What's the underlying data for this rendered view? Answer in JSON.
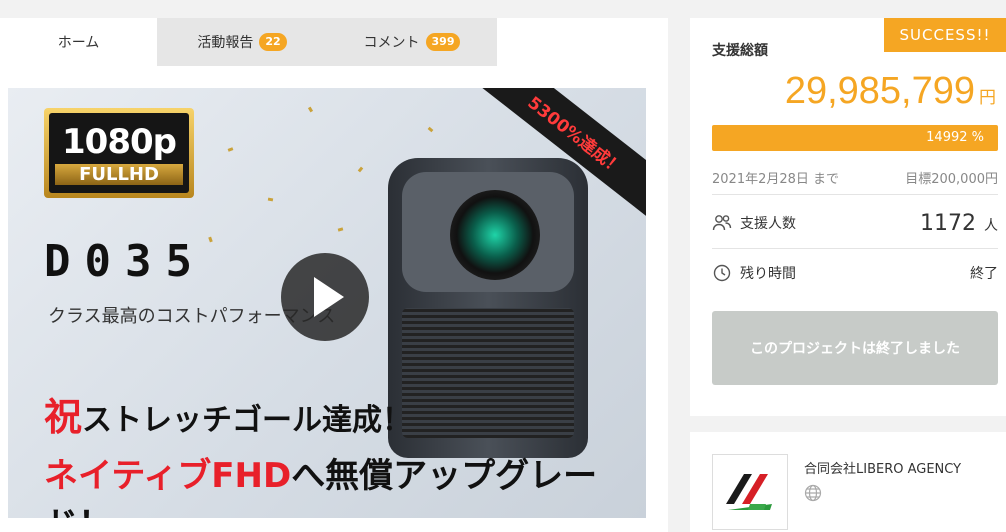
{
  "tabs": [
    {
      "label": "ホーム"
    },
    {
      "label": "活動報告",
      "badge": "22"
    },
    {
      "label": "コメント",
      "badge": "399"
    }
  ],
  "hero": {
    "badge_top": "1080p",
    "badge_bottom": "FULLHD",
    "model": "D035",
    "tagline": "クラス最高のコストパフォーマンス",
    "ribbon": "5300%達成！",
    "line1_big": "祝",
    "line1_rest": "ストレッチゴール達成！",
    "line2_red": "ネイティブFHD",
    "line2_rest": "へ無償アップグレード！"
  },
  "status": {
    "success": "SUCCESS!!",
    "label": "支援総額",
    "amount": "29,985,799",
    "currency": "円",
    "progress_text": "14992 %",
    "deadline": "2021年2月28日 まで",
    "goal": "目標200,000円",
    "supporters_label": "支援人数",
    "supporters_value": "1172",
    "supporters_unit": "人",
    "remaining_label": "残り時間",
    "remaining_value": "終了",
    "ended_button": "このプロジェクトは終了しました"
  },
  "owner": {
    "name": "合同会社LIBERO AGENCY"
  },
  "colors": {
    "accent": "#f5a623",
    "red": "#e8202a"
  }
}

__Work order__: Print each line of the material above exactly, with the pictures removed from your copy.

__Worked solution__:
What's the underlying data for this rendered view? Answer in JSON.
{
  "tabs": [
    {
      "label": "ホーム"
    },
    {
      "label": "活動報告",
      "badge": "22"
    },
    {
      "label": "コメント",
      "badge": "399"
    }
  ],
  "hero": {
    "badge_top": "1080p",
    "badge_bottom": "FULLHD",
    "model": "D035",
    "tagline": "クラス最高のコストパフォーマンス",
    "ribbon": "5300%達成！",
    "line1_big": "祝",
    "line1_rest": "ストレッチゴール達成！",
    "line2_red": "ネイティブFHD",
    "line2_rest": "へ無償アップグレード！"
  },
  "status": {
    "success": "SUCCESS!!",
    "label": "支援総額",
    "amount": "29,985,799",
    "currency": "円",
    "progress_text": "14992 %",
    "deadline": "2021年2月28日 まで",
    "goal": "目標200,000円",
    "supporters_label": "支援人数",
    "supporters_value": "1172",
    "supporters_unit": "人",
    "remaining_label": "残り時間",
    "remaining_value": "終了",
    "ended_button": "このプロジェクトは終了しました"
  },
  "owner": {
    "name": "合同会社LIBERO AGENCY"
  },
  "colors": {
    "accent": "#f5a623",
    "red": "#e8202a"
  }
}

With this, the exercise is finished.